One of Twitter’s mantras is “Twitter brings you closer”. They especially like to emphasise how Twitter can makes watching TV show a more immersive and personal experience. Over Christmas I came across a great example first-hand of Twitter ‘bringing me closer’, which I thought I’d share.
‘Moon’ is one of my favourite movies of the last few years, a beautiful, intelligent, haunting sci-fi film that harked back to an age when Science Fiction was about big ideas and not big budgets. So seeing it in the Christmas schedule as part of a double bill with Blade Runner, I made an appointment to view. I mostly stayed off Twitter during the film as, despite many previous viewings, I was still completely engrossed. I did pull my phone out to tweet this however during a particularly heart wrenching scene, if only to distract myself from the sadness of it:
I then spotted in my timeline that someone had retweeted this tweet from Duncan Jones, the director of Moon, talking about the same point in the film.
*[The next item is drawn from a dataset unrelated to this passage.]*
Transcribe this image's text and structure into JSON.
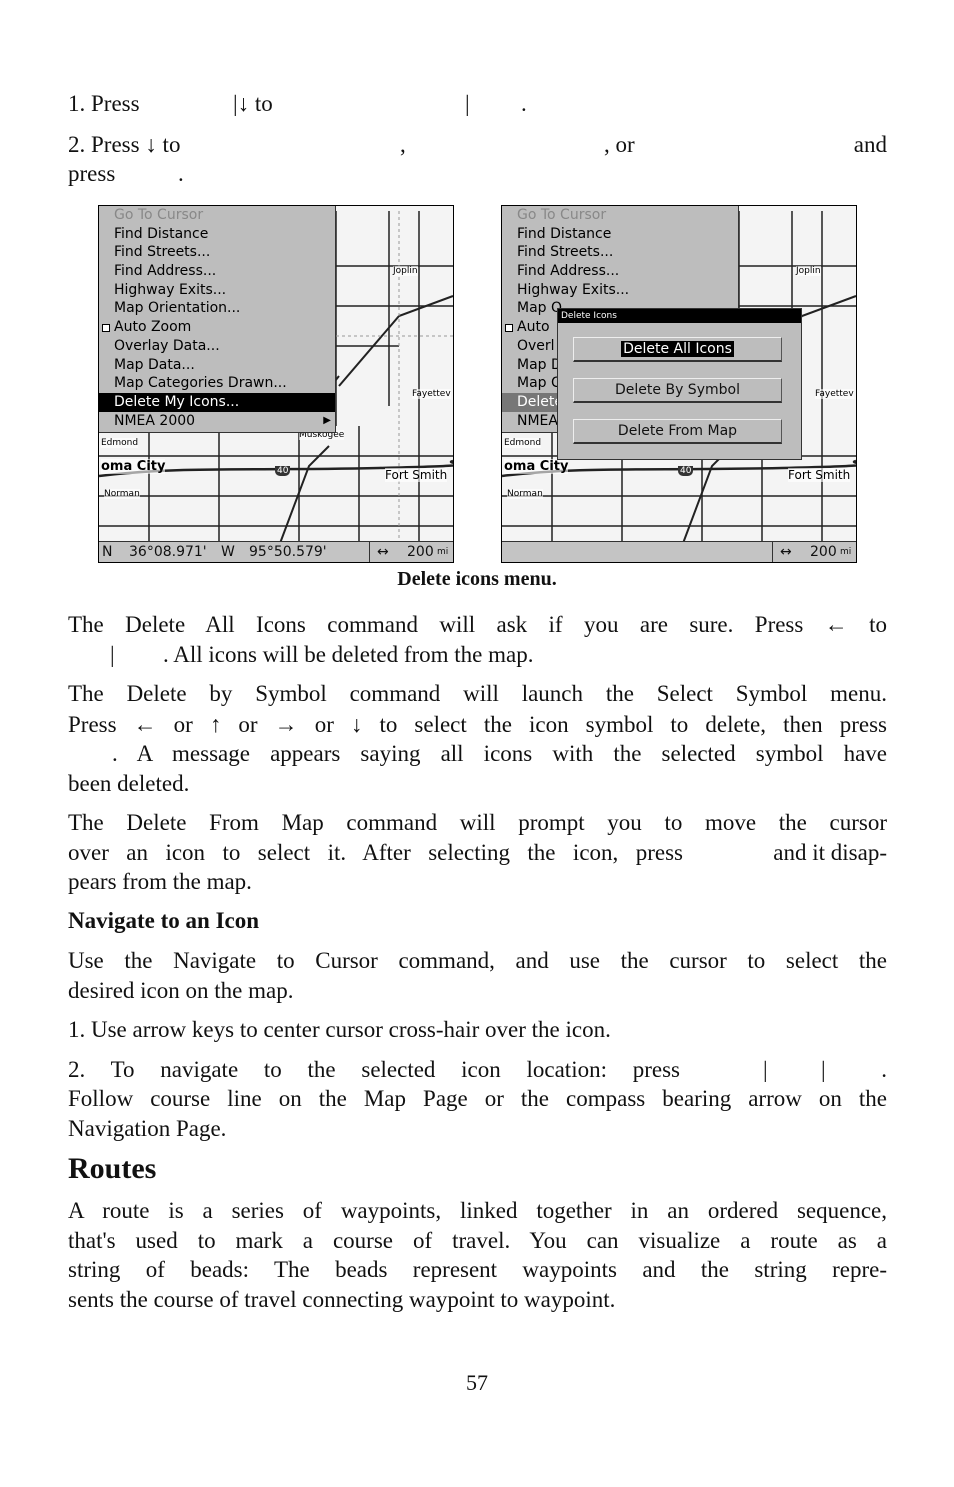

It turns out that, having himself spotted in the Radio Times that Moon was going to be making it’s ‘proper telly’ premiere, Duncan Jones had decided to arrange a tweetalong with himself and various members of the crew, including Concept Artist and VFX Supervisor, Gavin Rothery and composer, Clint Mansell amongst many others. You can see a more comprehensive storify of the tweetalong but here are some highlights.
Making a quick reference to Blade Runner which aired directly afterwards:
Talking about how they got Kevin Spacey on board:
Expaining some of the thinking behind GERTY and comparisons with HAL from 2001: A space Odyssey:
Clint Mansell talking about his score:
A nod to Chesney Hawkes’ ‘The One and Only’ featuring in the film:
Chesney himself even got involved:
The reasoning behind featuring ping pong in the film:
Duncan talking about his cameo as a female computer voice:
This is just a small selection and I highly recommend fans of the film visit the storify page.
It was great to go through all the tweets after the movie ended (with Blade Runner on in the background). Not only was it interesting hearing little tidbits about the film, but there was something about the fact all these people were watching and talking about the film at the same time as you that made it somehow much more personal than something like a DVD commentary. Twitter really did make the experience much more intimate and engaging.
by Ted Littledale